Unibank, AtaBank, DemirBank among 5 Azerbaijani banks placed under special supervision

Unibank, AtaBank, DemirBank among 5 Azerbaijani banks placed under special supervision
The steep depreciation of the Azerbaijani manat that started in 2015 coupled with a recession on low oil and gas prices have badly hit Azerbaijani banks.
By bne IntelliNews May 31, 2017

bne IntelliNews has learned the identity of three of the five Azerbaijani banks that have been placed under special supervision from local banking sources who asked to remain anonymous, namely Unibank, AtaBank and DemirBank.

The Azerbaijani financial authorities have placed five banks with capitalisation-related problems under special supervision, Rufat Aslanli, chairman of the financial markets regulator in Azerbaijan, told journalists on May 30, according to Report news agency, without naming the banks.

Local sources named Unibank, AtaBank and DemirBank as three of the banks, the latter of which is now being considered by the European Bank for Reconstruction and Development (EBRD) for a recapitalisation worth $41mn (AZN70mn), local banking sources told bne IntelliNews.
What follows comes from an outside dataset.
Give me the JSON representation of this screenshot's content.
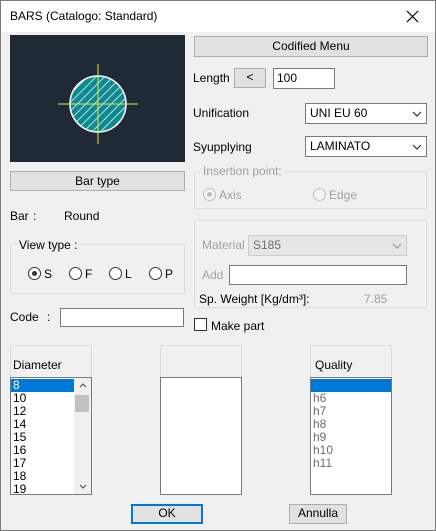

The EBRD is already a shareholder with a 25% stake in the medium-sized Azerbaijani lender, which was on the verge of default in November, according to Fitch Ratings. Dutch development finance company FMO is also a 10% shareholder in DemirBank.

Aslanli’s statement comes amid rising concerns about the entire Azerbaijani banking sector after its largest lender, International Bank of Azerbaijan (IBA), defaulted on its foreign currency obligations in early May. The steep depreciation of the Azerbaijani manat that started in 2015, coupled with an economic recession prompted by low oil and gas prices, have affected the whole Azerbaijani economy and the banking sector in particular. Problem loans in the sector now comprise 30% of all loans, according to Moody’s Investors Service.

In 2016, the government revoked the licences of 11 of the country’s 44 lenders due to low capitalisation and the violation of prudential norms. Earlier this year, AccessBank, the country's fifth largest lender and previously a strong bank owned in part by international financial institutions, had its viability rating reduced to ‘f’ by Fitch Ratings after the share of non-performing loans in its portfolio rose to 27%.

Unibank is the sixth largest bank in Azerbaijan by assets, while AtaBank is the country’s ninth largest lender.

According to local sources, the Azerbaijani authorities are looking to merge AtaBank with another small bank, the Caspian Development Bank (CDB). In April, CDB announced on its website that the managements of the two banks were assessing the possibility of a “reorganisation”.

bne IntelliNews contacted the EBRD to confirm speculation that it is looking to turn some $41mn that it has given DemirBank in loans into share capital. The EBRD had not responded by press time.  

In his statement, Aslanli also decried the high interest rates that banks charge businesses for loans. They reportedly average from 22% to 26% for loans in Azerbaijani manats and from 13% to 15% for foreign currency-denominated loans.